*** Opening EXTRACTED RECORDS ***

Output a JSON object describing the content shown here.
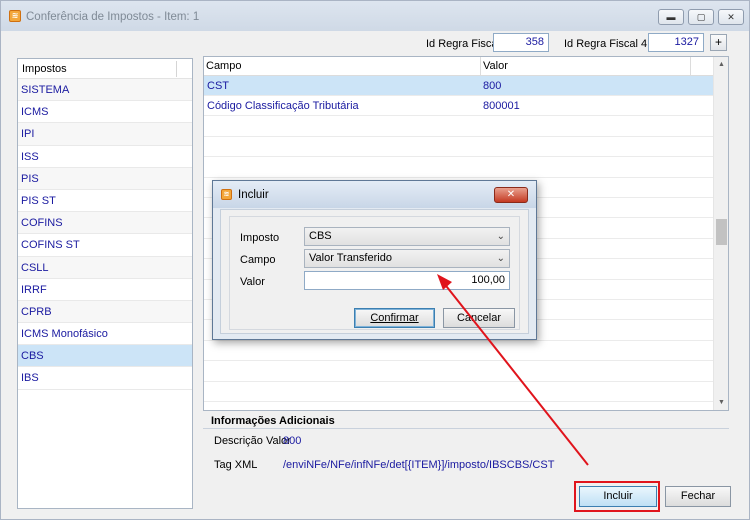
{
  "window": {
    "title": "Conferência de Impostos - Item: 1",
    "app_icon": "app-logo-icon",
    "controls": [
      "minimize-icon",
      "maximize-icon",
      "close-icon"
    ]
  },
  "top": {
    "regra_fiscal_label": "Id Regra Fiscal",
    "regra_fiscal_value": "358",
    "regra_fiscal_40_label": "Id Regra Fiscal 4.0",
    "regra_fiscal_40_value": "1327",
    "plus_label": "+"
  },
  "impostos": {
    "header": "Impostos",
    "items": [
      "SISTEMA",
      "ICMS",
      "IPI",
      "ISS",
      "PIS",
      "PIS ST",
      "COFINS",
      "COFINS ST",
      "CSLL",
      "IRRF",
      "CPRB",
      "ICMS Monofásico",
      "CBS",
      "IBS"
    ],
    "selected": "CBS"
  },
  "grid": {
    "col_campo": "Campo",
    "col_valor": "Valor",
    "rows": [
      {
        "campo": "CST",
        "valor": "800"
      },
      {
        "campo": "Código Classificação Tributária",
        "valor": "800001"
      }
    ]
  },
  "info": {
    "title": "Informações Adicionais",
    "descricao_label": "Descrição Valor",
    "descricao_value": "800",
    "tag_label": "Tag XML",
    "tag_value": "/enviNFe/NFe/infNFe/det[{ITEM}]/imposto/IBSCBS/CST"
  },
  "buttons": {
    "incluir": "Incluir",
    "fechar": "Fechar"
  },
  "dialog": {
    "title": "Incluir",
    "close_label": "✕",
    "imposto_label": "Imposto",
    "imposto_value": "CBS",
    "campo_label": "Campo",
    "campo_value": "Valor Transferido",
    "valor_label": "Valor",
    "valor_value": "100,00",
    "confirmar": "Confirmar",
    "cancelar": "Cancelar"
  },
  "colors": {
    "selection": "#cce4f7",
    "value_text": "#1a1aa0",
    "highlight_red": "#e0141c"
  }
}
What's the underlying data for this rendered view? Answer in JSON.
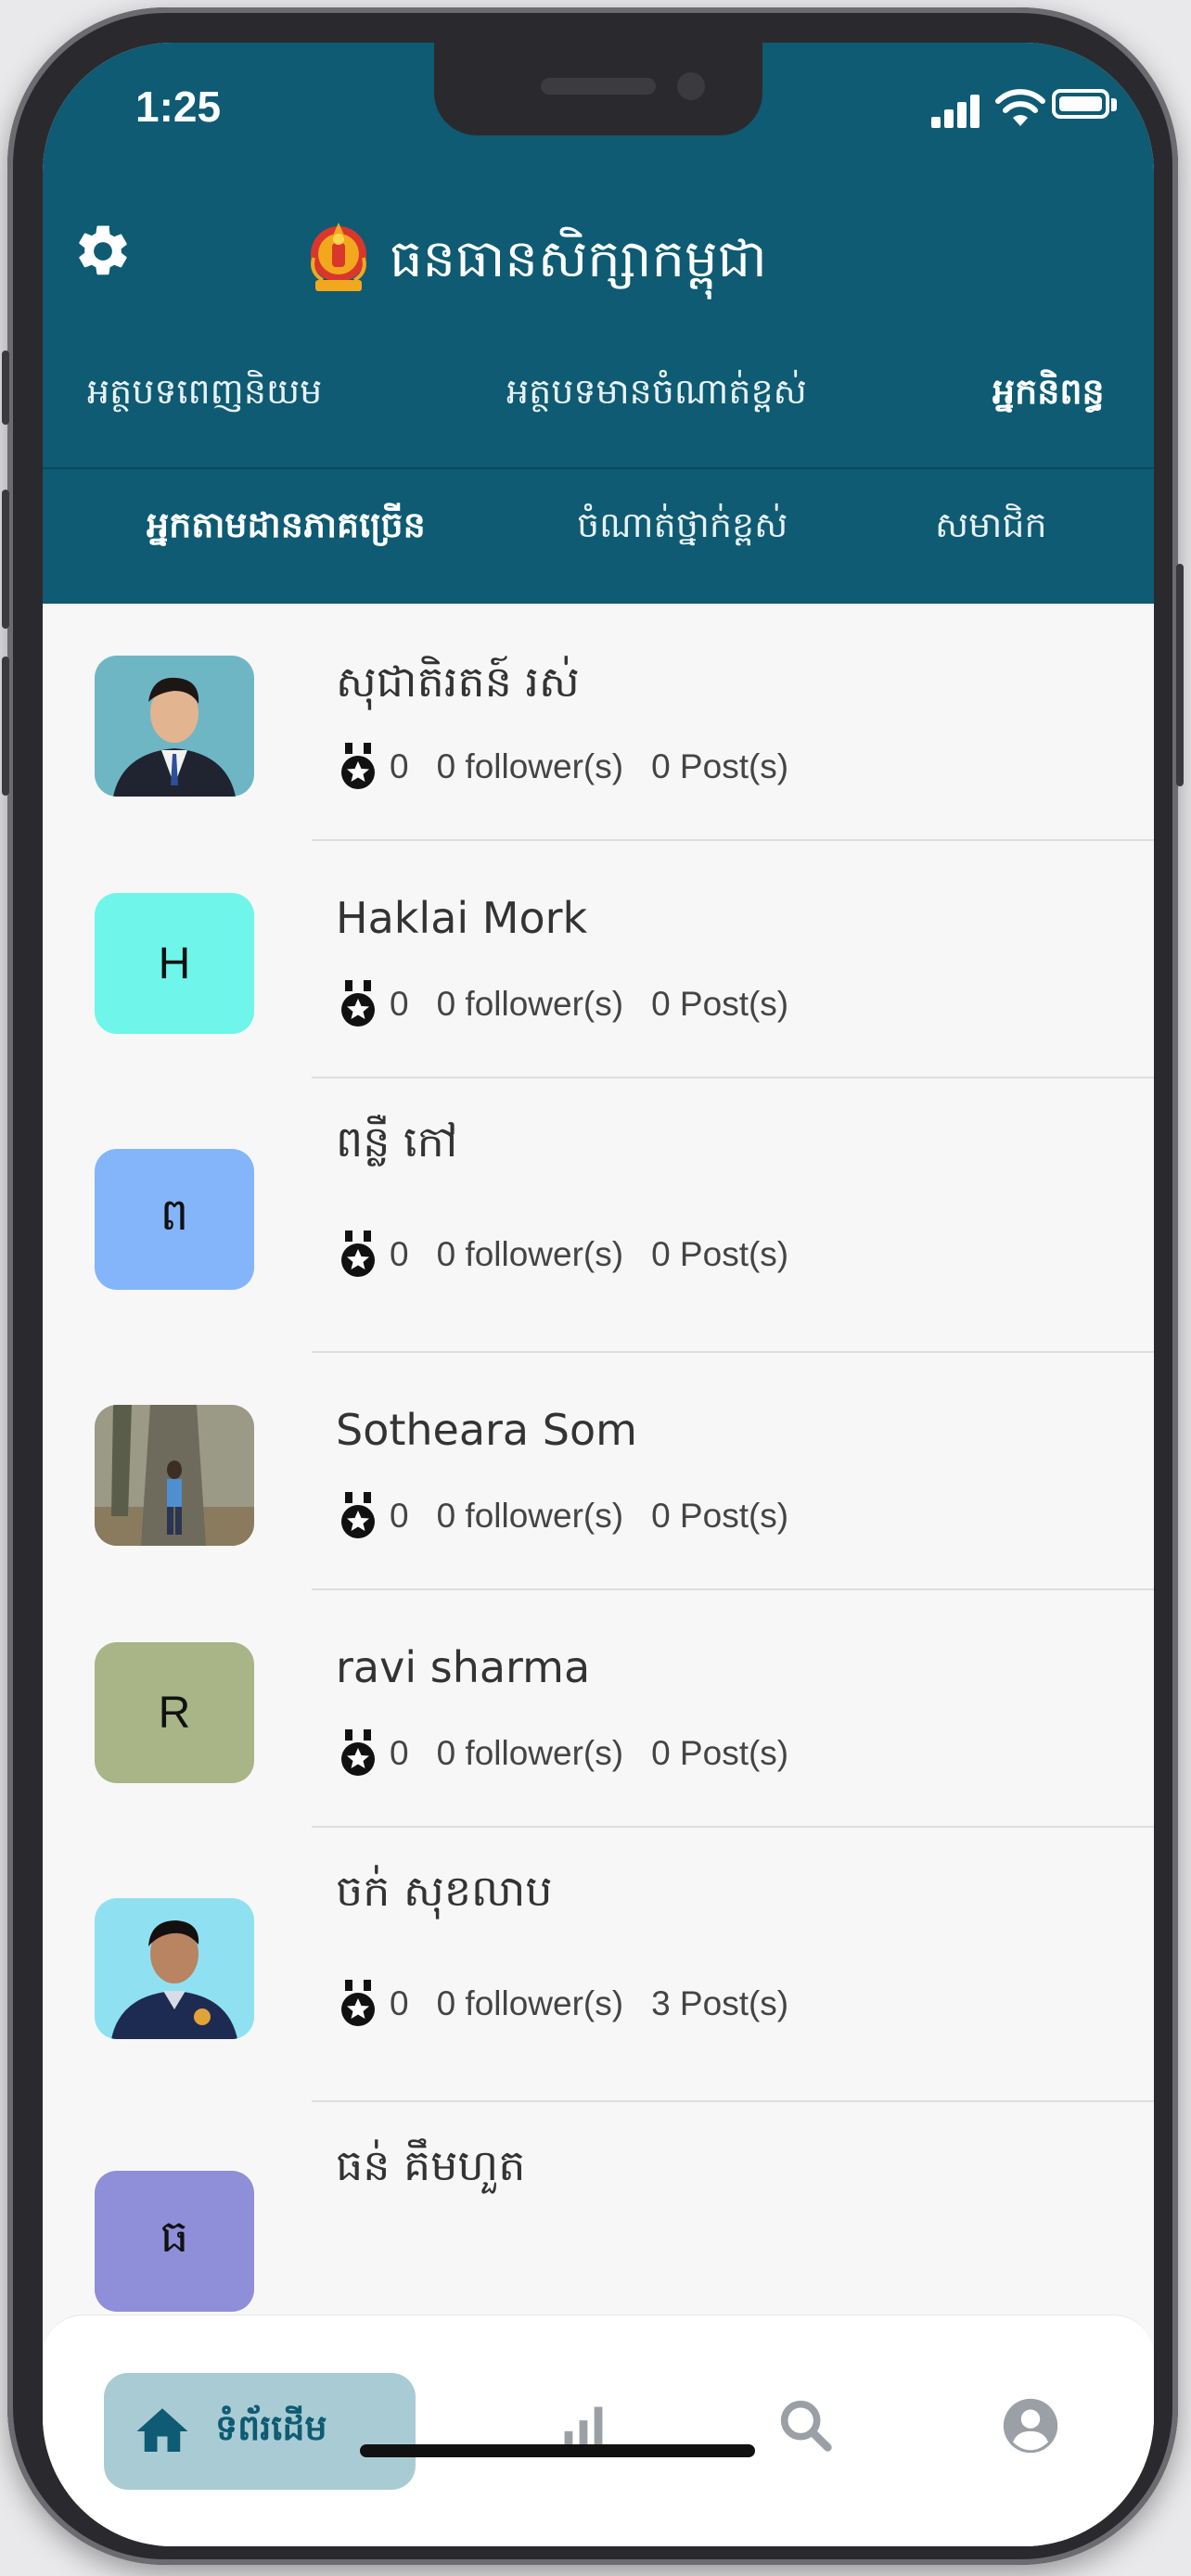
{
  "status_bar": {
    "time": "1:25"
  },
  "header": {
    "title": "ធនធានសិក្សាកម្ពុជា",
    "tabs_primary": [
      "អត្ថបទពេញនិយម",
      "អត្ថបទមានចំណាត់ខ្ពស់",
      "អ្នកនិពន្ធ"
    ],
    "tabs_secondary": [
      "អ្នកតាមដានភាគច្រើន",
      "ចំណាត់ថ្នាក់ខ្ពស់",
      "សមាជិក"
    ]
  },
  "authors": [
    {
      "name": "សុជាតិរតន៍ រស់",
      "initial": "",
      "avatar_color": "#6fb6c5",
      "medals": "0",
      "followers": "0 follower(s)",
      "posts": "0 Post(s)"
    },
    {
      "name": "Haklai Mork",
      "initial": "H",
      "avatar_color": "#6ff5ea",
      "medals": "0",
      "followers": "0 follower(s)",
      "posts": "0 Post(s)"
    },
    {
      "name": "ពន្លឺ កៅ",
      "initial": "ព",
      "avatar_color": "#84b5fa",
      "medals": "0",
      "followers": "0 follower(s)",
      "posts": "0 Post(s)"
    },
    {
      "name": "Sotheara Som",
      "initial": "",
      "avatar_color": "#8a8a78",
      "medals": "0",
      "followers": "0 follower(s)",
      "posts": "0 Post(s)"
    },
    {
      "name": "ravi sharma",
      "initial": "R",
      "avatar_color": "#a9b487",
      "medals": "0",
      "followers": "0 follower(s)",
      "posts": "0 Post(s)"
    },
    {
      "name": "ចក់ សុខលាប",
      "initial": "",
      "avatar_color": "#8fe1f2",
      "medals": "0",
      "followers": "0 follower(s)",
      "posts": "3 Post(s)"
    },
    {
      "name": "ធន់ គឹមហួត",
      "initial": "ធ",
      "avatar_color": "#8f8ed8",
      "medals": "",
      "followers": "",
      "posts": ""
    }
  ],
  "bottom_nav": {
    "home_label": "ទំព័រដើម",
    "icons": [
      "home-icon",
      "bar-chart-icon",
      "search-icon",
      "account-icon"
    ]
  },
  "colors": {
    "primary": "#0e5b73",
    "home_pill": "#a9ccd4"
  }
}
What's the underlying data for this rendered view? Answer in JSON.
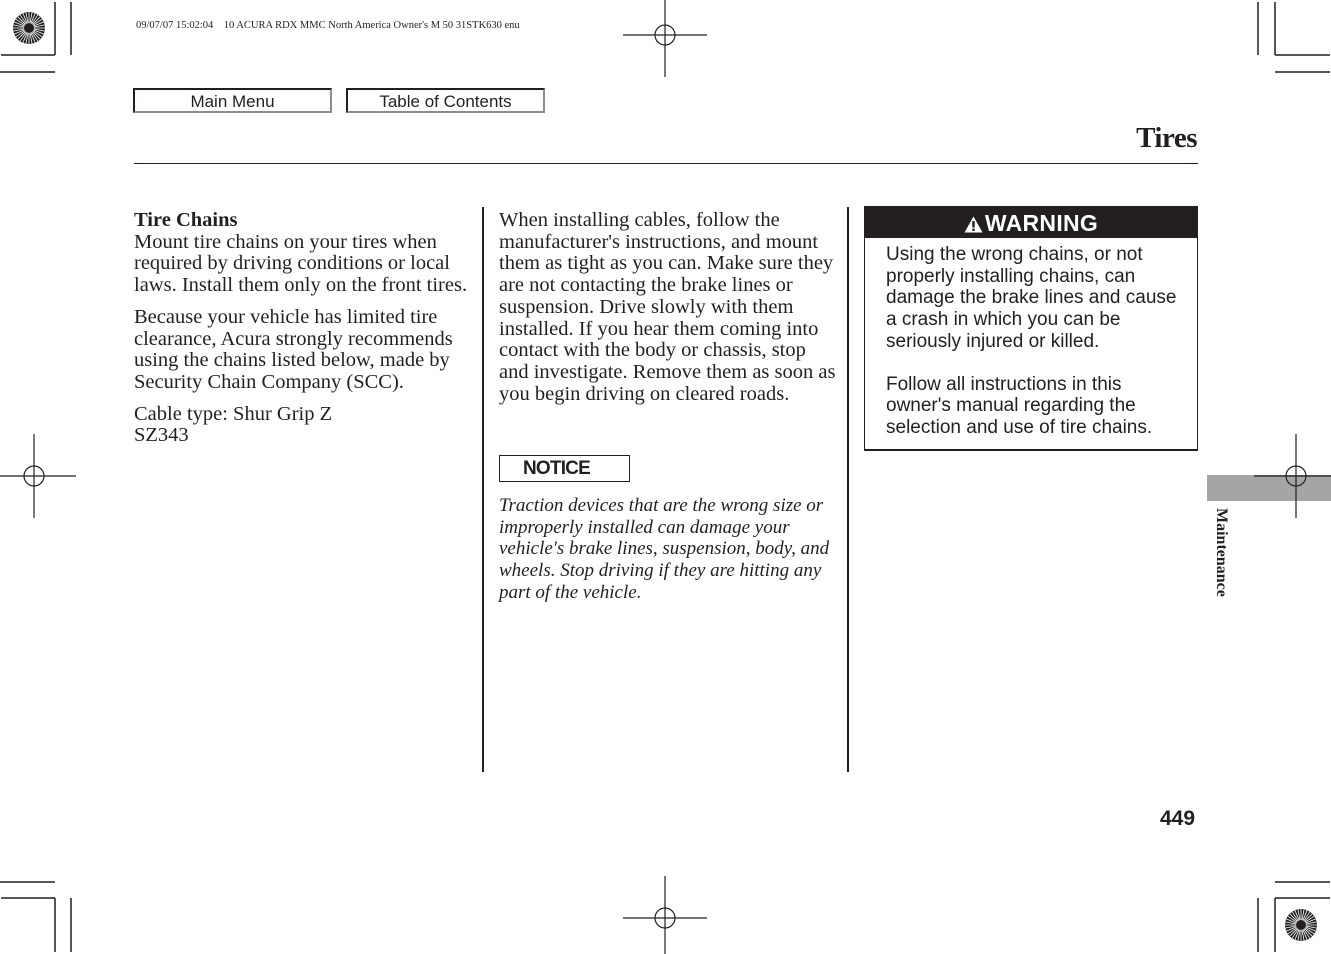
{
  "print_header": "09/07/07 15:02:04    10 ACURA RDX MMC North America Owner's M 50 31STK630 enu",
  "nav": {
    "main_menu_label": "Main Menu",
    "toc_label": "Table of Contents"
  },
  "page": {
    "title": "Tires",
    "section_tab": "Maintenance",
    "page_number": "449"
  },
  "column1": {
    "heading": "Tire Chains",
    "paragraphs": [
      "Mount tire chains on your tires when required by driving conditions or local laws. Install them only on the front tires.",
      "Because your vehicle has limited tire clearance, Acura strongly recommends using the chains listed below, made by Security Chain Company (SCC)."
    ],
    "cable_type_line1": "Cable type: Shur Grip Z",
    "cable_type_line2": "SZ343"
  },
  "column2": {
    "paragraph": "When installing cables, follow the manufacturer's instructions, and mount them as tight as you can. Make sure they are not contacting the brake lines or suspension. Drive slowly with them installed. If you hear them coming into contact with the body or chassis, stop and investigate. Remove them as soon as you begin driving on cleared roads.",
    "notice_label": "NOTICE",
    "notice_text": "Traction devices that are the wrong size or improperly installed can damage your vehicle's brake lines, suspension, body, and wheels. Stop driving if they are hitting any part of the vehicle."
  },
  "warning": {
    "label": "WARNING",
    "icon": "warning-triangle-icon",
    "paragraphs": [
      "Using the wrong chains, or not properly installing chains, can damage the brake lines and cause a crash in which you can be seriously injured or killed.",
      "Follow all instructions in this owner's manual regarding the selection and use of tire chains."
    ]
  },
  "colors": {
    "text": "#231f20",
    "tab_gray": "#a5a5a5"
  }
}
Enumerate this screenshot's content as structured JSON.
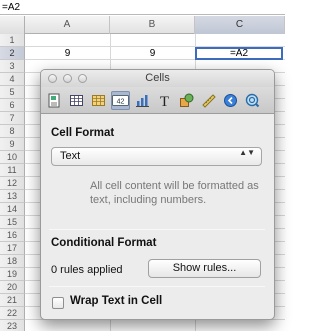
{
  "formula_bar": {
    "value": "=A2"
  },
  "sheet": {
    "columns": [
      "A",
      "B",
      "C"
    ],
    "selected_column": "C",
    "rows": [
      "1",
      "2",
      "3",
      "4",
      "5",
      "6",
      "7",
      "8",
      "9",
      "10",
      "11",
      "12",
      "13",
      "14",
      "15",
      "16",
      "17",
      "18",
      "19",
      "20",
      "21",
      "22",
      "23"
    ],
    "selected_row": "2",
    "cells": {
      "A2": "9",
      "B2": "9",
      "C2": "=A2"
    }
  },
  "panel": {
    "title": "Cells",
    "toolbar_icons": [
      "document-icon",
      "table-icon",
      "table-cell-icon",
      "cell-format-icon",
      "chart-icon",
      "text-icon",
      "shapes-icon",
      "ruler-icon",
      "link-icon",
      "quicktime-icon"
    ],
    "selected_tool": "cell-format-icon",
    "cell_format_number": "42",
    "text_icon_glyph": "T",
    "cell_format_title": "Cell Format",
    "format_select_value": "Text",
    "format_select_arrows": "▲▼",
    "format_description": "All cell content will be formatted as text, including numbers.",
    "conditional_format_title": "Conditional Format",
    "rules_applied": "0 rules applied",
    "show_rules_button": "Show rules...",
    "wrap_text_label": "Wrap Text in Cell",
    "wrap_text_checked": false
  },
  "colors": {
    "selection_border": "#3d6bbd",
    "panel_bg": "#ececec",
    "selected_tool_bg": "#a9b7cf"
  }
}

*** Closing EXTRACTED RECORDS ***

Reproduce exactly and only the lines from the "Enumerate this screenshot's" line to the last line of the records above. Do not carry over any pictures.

Enumerate this screenshot's content as structured JSON.
{
  "formula_bar": {
    "value": "=A2"
  },
  "sheet": {
    "columns": [
      "A",
      "B",
      "C"
    ],
    "selected_column": "C",
    "rows": [
      "1",
      "2",
      "3",
      "4",
      "5",
      "6",
      "7",
      "8",
      "9",
      "10",
      "11",
      "12",
      "13",
      "14",
      "15",
      "16",
      "17",
      "18",
      "19",
      "20",
      "21",
      "22",
      "23"
    ],
    "selected_row": "2",
    "cells": {
      "A2": "9",
      "B2": "9",
      "C2": "=A2"
    }
  },
  "panel": {
    "title": "Cells",
    "toolbar_icons": [
      "document-icon",
      "table-icon",
      "table-cell-icon",
      "cell-format-icon",
      "chart-icon",
      "text-icon",
      "shapes-icon",
      "ruler-icon",
      "link-icon",
      "quicktime-icon"
    ],
    "selected_tool": "cell-format-icon",
    "cell_format_number": "42",
    "text_icon_glyph": "T",
    "cell_format_title": "Cell Format",
    "format_select_value": "Text",
    "format_select_arrows": "▲▼",
    "format_description": "All cell content will be formatted as text, including numbers.",
    "conditional_format_title": "Conditional Format",
    "rules_applied": "0 rules applied",
    "show_rules_button": "Show rules...",
    "wrap_text_label": "Wrap Text in Cell",
    "wrap_text_checked": false
  },
  "colors": {
    "selection_border": "#3d6bbd",
    "panel_bg": "#ececec",
    "selected_tool_bg": "#a9b7cf"
  }
}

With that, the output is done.